Many Americans don’t want refugees in their states because they have seen what they have done in Europe. And those many Americans do not want the same to happen here.
In the city of Rutland, Vermont, the citizens sent an open letter to the mayor calling for him to reverse his decision to resettle 100 Syrian refugees in their city in 2017, as per The Daily Caller.
So far, Mayor Christopher Louras is refusing to budge on the issue. He is defending his decision by claiming that the town’s population is declining and that the addition of Syrian refugees will bring cultural diversity.
In reality, this will only bring cultural clashes. As we’ve seen throughout Europe, many refugees from Syria are inclined to attack people who believe and act differently than they do.
Further, these Syrian refugees are Muslim, and among them are quite a few followers of radicalized Islam, a form that is incapable of tolerating people from Western nations who follow different religions.
While some refugees are more moderate practitioners of Islam in America or Europe, others target Westerners for non-compliance to Muslim cultural norms. Some even seek to change Western nations to mirror the nation they were born in.
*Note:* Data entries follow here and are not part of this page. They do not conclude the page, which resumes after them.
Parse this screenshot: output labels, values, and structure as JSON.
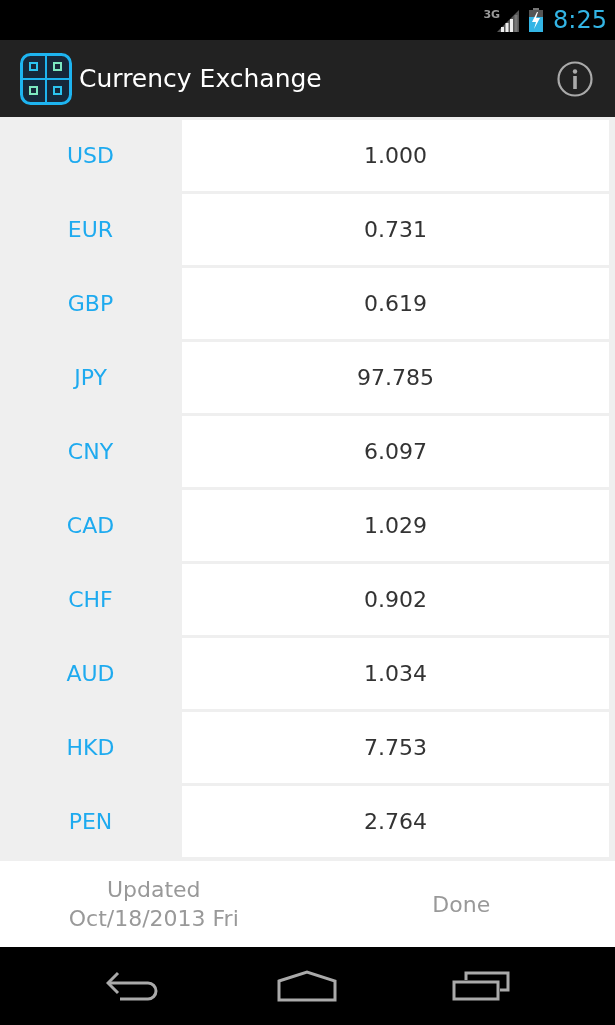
{
  "status_bar": {
    "network": "3G",
    "time": "8:25"
  },
  "action_bar": {
    "title": "Currency Exchange"
  },
  "rates": [
    {
      "code": "USD",
      "value": "1.000"
    },
    {
      "code": "EUR",
      "value": "0.731"
    },
    {
      "code": "GBP",
      "value": "0.619"
    },
    {
      "code": "JPY",
      "value": "97.785"
    },
    {
      "code": "CNY",
      "value": "6.097"
    },
    {
      "code": "CAD",
      "value": "1.029"
    },
    {
      "code": "CHF",
      "value": "0.902"
    },
    {
      "code": "AUD",
      "value": "1.034"
    },
    {
      "code": "HKD",
      "value": "7.753"
    },
    {
      "code": "PEN",
      "value": "2.764"
    }
  ],
  "footer": {
    "updated_lines": [
      "Updated",
      "Oct/18/2013 Fri"
    ],
    "done": "Done"
  }
}
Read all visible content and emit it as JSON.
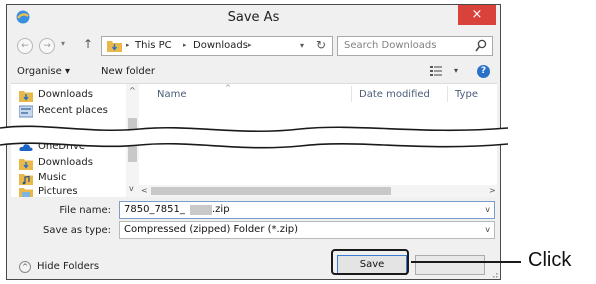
{
  "window": {
    "title": "Save As",
    "close_glyph": "×"
  },
  "address_bar": {
    "back_glyph": "←",
    "forward_glyph": "→",
    "up_glyph": "↑",
    "crumbs": [
      "This PC",
      "Downloads"
    ],
    "search_placeholder": "Search Downloads"
  },
  "toolbar": {
    "organise_label": "Organise ▾",
    "new_folder_label": "New folder",
    "help_glyph": "?"
  },
  "nav_pane": {
    "items_top": [
      {
        "label": "Downloads",
        "icon": "downloads-icon"
      },
      {
        "label": "Recent places",
        "icon": "recent-places-icon"
      }
    ],
    "items_bottom": [
      {
        "label": "OneDrive",
        "icon": "onedrive-icon"
      },
      {
        "label": "Downloads",
        "icon": "downloads-icon"
      },
      {
        "label": "Music",
        "icon": "music-icon"
      },
      {
        "label": "Pictures",
        "icon": "pictures-icon"
      }
    ]
  },
  "file_list": {
    "columns": [
      "Name",
      "Date modified",
      "Type"
    ]
  },
  "form": {
    "file_name_label": "File name:",
    "file_name_prefix": "7850_7851_",
    "file_name_suffix": ".zip",
    "save_type_label": "Save as type:",
    "save_type_value": "Compressed (zipped) Folder (*.zip)"
  },
  "footer": {
    "hide_folders_label": "Hide Folders",
    "save_label": "Save"
  },
  "annotation": {
    "text": "Click"
  },
  "colors": {
    "accent": "#3b7bd1",
    "close": "#d9423a",
    "folder": "#e8b94a"
  }
}
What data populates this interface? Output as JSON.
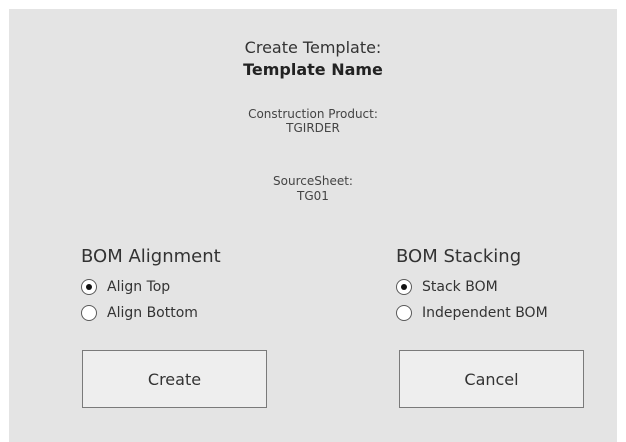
{
  "dialog": {
    "title": "Create Template:",
    "template_name": "Template Name",
    "construction_product_label": "Construction Product:",
    "construction_product_value": "TGIRDER",
    "source_sheet_label": "SourceSheet:",
    "source_sheet_value": "TG01"
  },
  "bom_alignment": {
    "heading": "BOM Alignment",
    "options": [
      {
        "label": "Align Top",
        "checked": true
      },
      {
        "label": "Align Bottom",
        "checked": false
      }
    ]
  },
  "bom_stacking": {
    "heading": "BOM Stacking",
    "options": [
      {
        "label": "Stack BOM",
        "checked": true
      },
      {
        "label": "Independent BOM",
        "checked": false
      }
    ]
  },
  "buttons": {
    "create_label": "Create",
    "cancel_label": "Cancel"
  },
  "colors": {
    "dialog_background": "#e4e4e4",
    "button_background": "#eeeeee",
    "button_border": "#7a7a7a"
  }
}
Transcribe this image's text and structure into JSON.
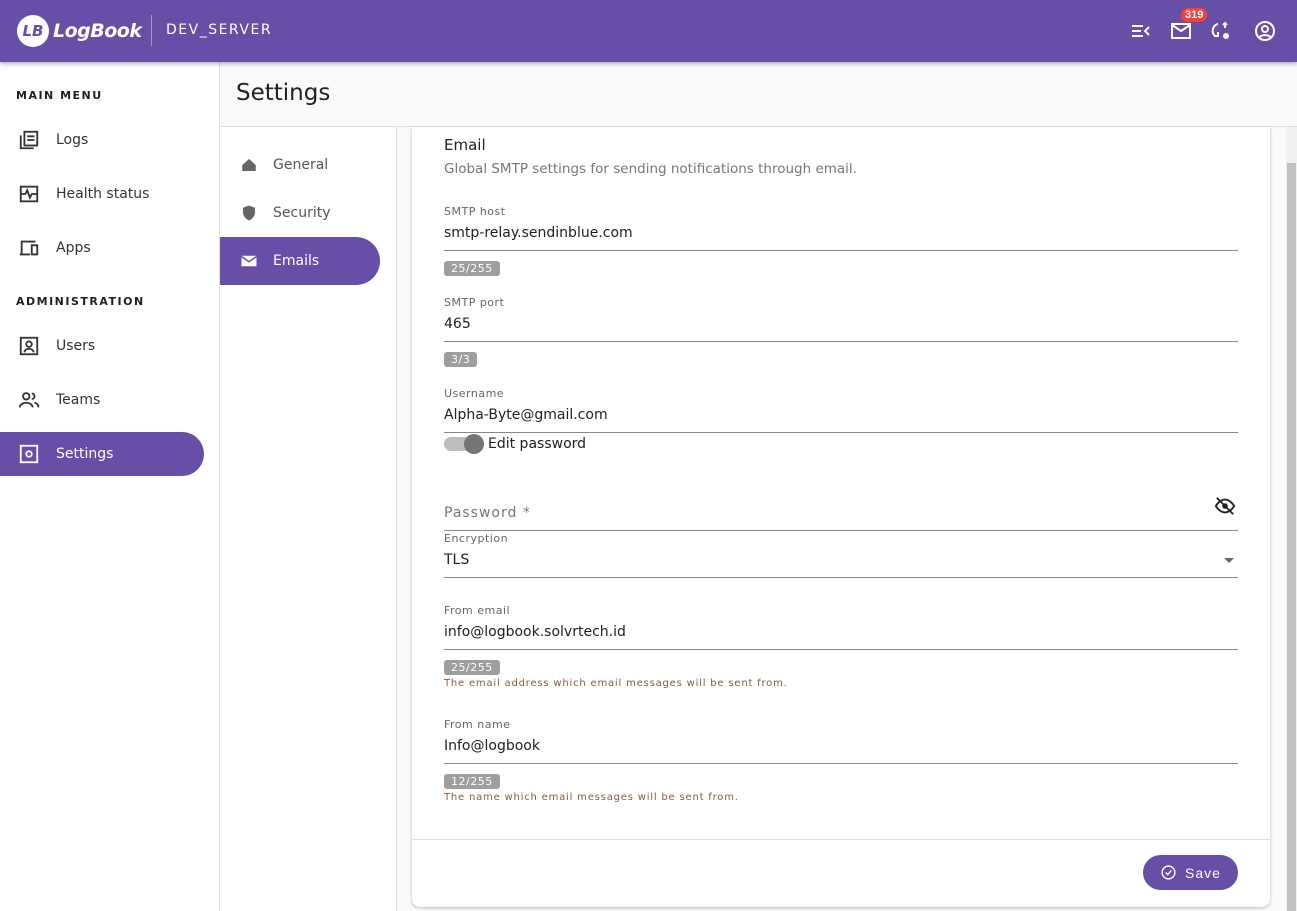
{
  "header": {
    "logo_text": "LogBook",
    "logo_mark": "LB",
    "server": "DEV_SERVER",
    "notification_count": "319",
    "icons": [
      "menu-collapse-icon",
      "mail-icon",
      "sync-settings-icon",
      "account-circle-icon"
    ]
  },
  "sidebar": {
    "main_menu": "MAIN MENU",
    "administration": "ADMINISTRATION",
    "items": [
      {
        "label": "Logs",
        "icon": "logs-icon"
      },
      {
        "label": "Health status",
        "icon": "health-icon"
      },
      {
        "label": "Apps",
        "icon": "devices-icon"
      },
      {
        "label": "Users",
        "icon": "user-icon"
      },
      {
        "label": "Teams",
        "icon": "teams-icon"
      },
      {
        "label": "Settings",
        "icon": "settings-icon",
        "active": true
      }
    ]
  },
  "page": {
    "title": "Settings"
  },
  "subnav": {
    "items": [
      {
        "label": "General"
      },
      {
        "label": "Security"
      },
      {
        "label": "Emails",
        "active": true
      }
    ]
  },
  "email": {
    "title": "Email",
    "description": "Global SMTP settings for sending notifications through email.",
    "smtp_host": {
      "label": "SMTP host",
      "value": "smtp-relay.sendinblue.com",
      "counter": "25/255"
    },
    "smtp_port": {
      "label": "SMTP port",
      "value": "465",
      "counter": "3/3"
    },
    "username": {
      "label": "Username",
      "value": "Alpha-Byte@gmail.com"
    },
    "edit_password": {
      "label": "Edit password",
      "on": true
    },
    "password": {
      "placeholder": "Password *"
    },
    "encryption": {
      "label": "Encryption",
      "value": "TLS"
    },
    "from_email": {
      "label": "From email",
      "value": "info@logbook.solvrtech.id",
      "counter": "25/255",
      "hint": "The email address which email messages will be sent from."
    },
    "from_name": {
      "label": "From name",
      "value": "Info@logbook",
      "counter": "12/255",
      "hint": "The name which email messages will be sent from."
    },
    "save_label": "Save"
  },
  "colors": {
    "primary": "#674ea7",
    "badge": "#f44336"
  }
}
That’s the difference between Christianity and Islam. Christians spread the message of their religion without harming anyone or taking away someone’s freedom to practice another religion. However, many Muslim leaders preach that more aggressive methods should be used to convert people and limit their freedoms.
Rutland’s mayor also says he wants to bring in Syrian refugees because there are not enough young people in the town to secure its future and help its economy. However, millennials are known to move out of areas that don’t reflect their values (including moving to more conservative areas, but liberals would never tell you that).
The cultural conflicts created by Syrian refugees, and the likely higher crime rates that result, will likely cause the young people remaining in Rutland to relocate.
The citizens of Rutland formed a group on social media called Rutland First and wrote an open letter that stated, “Rutland First DOES NOT condone violence of any kind towards ANYONE. We may disagree with the mayor’s actions of bringing refugees to our community for a variety of different reasons, BUT never have we wanted harm to come to any human being.”
After the letter was published, seven of the 11 local officials have contacted the State Department about the refugees and have said they have very limited resources to deal with refugees.
The officials have also addressed the fact that “a significant part of our community has also grown anxious about the program.” I’m glad to see officials actually responding to the concerns of We the People—hopefully, this mayor will soon hear us out too.
“We’re kind of stuck out here, with our level of economic depression, with our level of crime and drug issues,” said Rutland resident Dr. Timothy Cook. “We’re the ones who are going to have to foot the bill for this.”